Another method to determine if a module works on a particular Node.js version is to look at its Travis CI configuration. For example, the .travis.yml configuration file used across the hapi organization contains a node_js entry like the following, which indicate hapi works with both version 4 and 6 of Node.js.

node_js:
  - "4"
  - "6"
  - "node"

If a module doesn't work on the version of Node.js that you plan to upgrade to then, you should be a good Open Source citizen and file an issue for the module author to assess. Before doing this, you should test the module against the version of Node.js that you want to use. Below is an example of testing the hoek module. Similarly, other modules that you depend on should have a npm test script to execute.

$ git clone git@github.com:hapijs/hoek.git
Cloning into 'hoek'...
$ cd hoek && npm i && npm test

Review Node.js Changes

At this point, the version of Node.js running in development is the same version that you intend to use in production. Additionally, you ran the tests in your application against that version of Node.js. Finally, you reviewed any dependencies to check whether they will work with the same Node.js version. Before altering any code in the application, you should consider the changes made to Node.js since the release of the one used in production. The Node.js team does an excellent job maintaining a list of major changes between versions.

Review the following changes, depending on the version of Node.js that you are upgrading from and the version you intend to use.

After consideration of the above lists of changes, you should proceed by updating your application code to fix any issues caused by the above changes.

Update the application

Hopefully, the modifications you need to make to your application are trivial. Either way, you should try to avoid doing a massive refactor or using any new language features just yet. Instead, you should concentrate on getting the application into a stable state on the version of Node.js you picked to run in production.

Add engines Property

To indicate the version of Node.js that the application now supports, you should add or update the engines entry in the package.json. For example, if the application now works with version 4.0.0 or newer, the engines entry will look like the following.

"engines": {
  "node": ">=4.0.0"
}

Next Steps

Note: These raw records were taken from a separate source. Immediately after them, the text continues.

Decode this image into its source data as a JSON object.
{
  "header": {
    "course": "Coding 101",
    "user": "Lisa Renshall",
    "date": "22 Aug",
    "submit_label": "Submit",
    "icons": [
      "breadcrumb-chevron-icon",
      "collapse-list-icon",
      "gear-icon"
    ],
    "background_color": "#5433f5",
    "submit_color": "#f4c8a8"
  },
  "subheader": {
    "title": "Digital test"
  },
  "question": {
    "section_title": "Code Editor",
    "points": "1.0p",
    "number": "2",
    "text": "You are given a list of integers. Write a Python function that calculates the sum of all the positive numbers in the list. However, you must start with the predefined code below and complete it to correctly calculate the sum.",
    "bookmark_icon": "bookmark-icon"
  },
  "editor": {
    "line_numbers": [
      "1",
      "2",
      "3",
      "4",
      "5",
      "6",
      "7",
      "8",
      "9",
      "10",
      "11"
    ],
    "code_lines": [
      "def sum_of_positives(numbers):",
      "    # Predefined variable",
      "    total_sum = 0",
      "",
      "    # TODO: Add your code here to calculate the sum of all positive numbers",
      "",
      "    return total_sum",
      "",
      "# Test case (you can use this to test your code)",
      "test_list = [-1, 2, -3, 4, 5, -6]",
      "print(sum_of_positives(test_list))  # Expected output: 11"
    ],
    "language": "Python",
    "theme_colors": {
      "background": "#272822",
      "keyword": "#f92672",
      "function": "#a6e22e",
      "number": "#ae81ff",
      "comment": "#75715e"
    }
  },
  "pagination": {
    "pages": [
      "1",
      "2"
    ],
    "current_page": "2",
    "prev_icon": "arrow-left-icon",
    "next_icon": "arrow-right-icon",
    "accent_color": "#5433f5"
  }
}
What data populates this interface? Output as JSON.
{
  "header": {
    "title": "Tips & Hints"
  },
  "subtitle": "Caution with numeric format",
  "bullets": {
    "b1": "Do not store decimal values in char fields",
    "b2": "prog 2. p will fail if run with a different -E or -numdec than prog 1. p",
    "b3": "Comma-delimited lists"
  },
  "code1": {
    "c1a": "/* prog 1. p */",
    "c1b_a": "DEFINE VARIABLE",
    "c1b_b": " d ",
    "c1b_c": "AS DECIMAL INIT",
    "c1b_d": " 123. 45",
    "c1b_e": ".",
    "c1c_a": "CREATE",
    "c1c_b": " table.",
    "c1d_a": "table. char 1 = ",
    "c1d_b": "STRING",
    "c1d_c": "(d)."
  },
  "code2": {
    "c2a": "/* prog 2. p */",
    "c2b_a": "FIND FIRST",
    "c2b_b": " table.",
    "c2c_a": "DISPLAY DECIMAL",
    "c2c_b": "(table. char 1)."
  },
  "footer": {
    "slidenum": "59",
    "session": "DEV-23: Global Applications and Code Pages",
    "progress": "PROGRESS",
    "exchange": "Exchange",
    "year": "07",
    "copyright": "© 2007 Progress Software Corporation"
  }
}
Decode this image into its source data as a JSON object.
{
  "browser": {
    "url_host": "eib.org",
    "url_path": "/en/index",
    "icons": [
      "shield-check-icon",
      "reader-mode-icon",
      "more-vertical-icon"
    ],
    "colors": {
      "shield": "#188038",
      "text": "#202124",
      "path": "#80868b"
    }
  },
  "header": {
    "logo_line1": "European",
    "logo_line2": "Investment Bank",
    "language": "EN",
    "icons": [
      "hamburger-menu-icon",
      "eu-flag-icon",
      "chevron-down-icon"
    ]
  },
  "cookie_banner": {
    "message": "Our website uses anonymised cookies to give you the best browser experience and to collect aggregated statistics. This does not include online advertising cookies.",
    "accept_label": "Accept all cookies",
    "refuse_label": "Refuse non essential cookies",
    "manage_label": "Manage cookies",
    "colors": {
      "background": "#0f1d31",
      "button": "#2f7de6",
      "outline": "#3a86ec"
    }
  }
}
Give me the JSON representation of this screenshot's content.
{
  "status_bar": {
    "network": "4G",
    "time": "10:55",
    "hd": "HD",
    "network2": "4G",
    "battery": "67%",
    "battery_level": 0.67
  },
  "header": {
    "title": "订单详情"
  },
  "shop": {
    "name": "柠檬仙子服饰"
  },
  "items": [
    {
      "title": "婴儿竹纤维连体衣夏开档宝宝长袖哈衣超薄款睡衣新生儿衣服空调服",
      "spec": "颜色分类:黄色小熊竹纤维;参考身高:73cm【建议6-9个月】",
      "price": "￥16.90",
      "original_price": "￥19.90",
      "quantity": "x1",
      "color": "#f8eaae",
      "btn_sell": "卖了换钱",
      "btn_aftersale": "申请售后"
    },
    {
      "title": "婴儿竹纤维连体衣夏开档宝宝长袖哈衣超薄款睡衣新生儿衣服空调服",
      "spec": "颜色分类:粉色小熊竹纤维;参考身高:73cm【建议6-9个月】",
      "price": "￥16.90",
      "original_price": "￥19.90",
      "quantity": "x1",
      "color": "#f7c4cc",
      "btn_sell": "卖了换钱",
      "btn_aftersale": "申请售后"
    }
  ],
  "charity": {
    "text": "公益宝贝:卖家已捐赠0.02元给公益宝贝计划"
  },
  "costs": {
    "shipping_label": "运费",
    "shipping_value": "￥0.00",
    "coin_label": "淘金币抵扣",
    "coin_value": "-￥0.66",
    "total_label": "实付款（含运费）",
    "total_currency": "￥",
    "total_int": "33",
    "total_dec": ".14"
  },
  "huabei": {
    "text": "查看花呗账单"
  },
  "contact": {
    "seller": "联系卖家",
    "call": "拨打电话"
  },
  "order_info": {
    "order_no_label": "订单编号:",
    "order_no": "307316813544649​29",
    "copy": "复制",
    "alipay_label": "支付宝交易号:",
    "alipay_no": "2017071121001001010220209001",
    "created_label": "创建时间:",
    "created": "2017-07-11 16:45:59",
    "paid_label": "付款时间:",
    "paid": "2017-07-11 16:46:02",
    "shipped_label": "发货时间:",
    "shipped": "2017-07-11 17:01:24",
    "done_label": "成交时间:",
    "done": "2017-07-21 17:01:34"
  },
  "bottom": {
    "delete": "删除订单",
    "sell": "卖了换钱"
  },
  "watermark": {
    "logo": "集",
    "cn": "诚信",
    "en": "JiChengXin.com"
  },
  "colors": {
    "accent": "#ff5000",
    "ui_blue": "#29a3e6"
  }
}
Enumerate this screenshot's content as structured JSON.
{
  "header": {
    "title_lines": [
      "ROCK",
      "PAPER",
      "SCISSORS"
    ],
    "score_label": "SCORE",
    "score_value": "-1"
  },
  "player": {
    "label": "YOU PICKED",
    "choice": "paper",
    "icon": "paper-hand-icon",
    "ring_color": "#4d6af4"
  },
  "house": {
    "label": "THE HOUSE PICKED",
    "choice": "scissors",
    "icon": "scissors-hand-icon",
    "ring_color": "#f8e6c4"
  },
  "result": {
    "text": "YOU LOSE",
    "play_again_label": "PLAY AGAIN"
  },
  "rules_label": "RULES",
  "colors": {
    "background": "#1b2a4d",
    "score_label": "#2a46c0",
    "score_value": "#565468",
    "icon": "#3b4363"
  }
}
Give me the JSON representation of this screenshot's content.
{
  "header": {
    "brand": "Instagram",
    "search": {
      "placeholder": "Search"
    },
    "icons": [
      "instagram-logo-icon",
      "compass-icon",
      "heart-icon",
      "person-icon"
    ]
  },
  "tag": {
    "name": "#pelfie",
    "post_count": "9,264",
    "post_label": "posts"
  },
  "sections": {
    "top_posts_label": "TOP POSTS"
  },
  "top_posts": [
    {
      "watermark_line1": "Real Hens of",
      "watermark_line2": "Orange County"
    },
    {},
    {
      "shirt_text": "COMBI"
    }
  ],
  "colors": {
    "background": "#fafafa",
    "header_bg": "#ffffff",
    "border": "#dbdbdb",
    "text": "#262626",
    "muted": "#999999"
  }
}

At this point, you should have an updated version of your application working with the appropriate Node.js version. The next step is to submit your changes and move the application through whatever pipeline your organization has chosen. Congratulations and best wishes running the updated application in production.